The records that follow need to be printed exactly. Leave out each image.

Interface dataset entries:
--------
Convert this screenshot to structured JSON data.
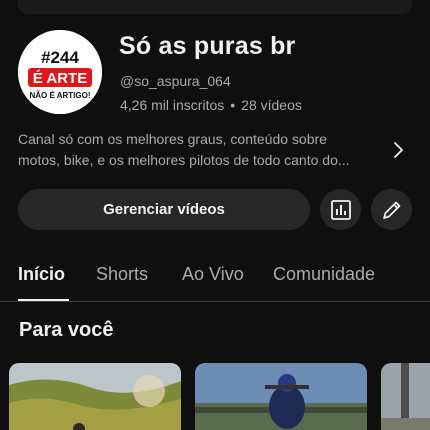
{
  "channel": {
    "name": "Só as puras br",
    "handle": "@so_aspura_064",
    "subscribers": "4,26 mil inscritos",
    "separator": "•",
    "videos": "28 vídeos",
    "avatar_text": {
      "top": "#244",
      "middle": "É ARTE",
      "bottom": "NÃO É ARTIGO!"
    },
    "description_lines": [
      "Canal só com os melhores graus, conteúdo sobre",
      "motos, bike, e os melhores pilotos de todo canto do..."
    ]
  },
  "actions": {
    "manage_label": "Gerenciar vídeos",
    "stats_icon": "analytics-icon",
    "edit_icon": "pencil-icon"
  },
  "tabs": [
    {
      "label": "Início",
      "active": true
    },
    {
      "label": "Shorts",
      "active": false
    },
    {
      "label": "Ao Vivo",
      "active": false
    },
    {
      "label": "Comunidade",
      "active": false
    }
  ],
  "section": {
    "title": "Para você"
  },
  "colors": {
    "background": "#0f0f0f",
    "button": "#272727",
    "text_primary": "#f1f1f1",
    "text_secondary": "#aaaaaa",
    "avatar_red": "#e0161b"
  }
}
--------
- [RESULT OF THE TASK]:
Convert this screenshot to structured JSON data.
{
  "channel": {
    "name": "Só as puras br",
    "handle": "@so_aspura_064",
    "subscribers": "4,26 mil inscritos",
    "separator": "•",
    "videos": "28 vídeos",
    "avatar_text": {
      "top": "#244",
      "middle": "É ARTE",
      "bottom": "NÃO É ARTIGO!"
    },
    "description_lines": [
      "Canal só com os melhores graus, conteúdo sobre",
      "motos, bike, e os melhores pilotos de todo canto do..."
    ]
  },
  "actions": {
    "manage_label": "Gerenciar vídeos",
    "stats_icon": "analytics-icon",
    "edit_icon": "pencil-icon"
  },
  "tabs": [
    {
      "label": "Início",
      "active": true
    },
    {
      "label": "Shorts",
      "active": false
    },
    {
      "label": "Ao Vivo",
      "active": false
    },
    {
      "label": "Comunidade",
      "active": false
    }
  ],
  "section": {
    "title": "Para você"
  },
  "colors": {
    "background": "#0f0f0f",
    "button": "#272727",
    "text_primary": "#f1f1f1",
    "text_secondary": "#aaaaaa",
    "avatar_red": "#e0161b"
  }
}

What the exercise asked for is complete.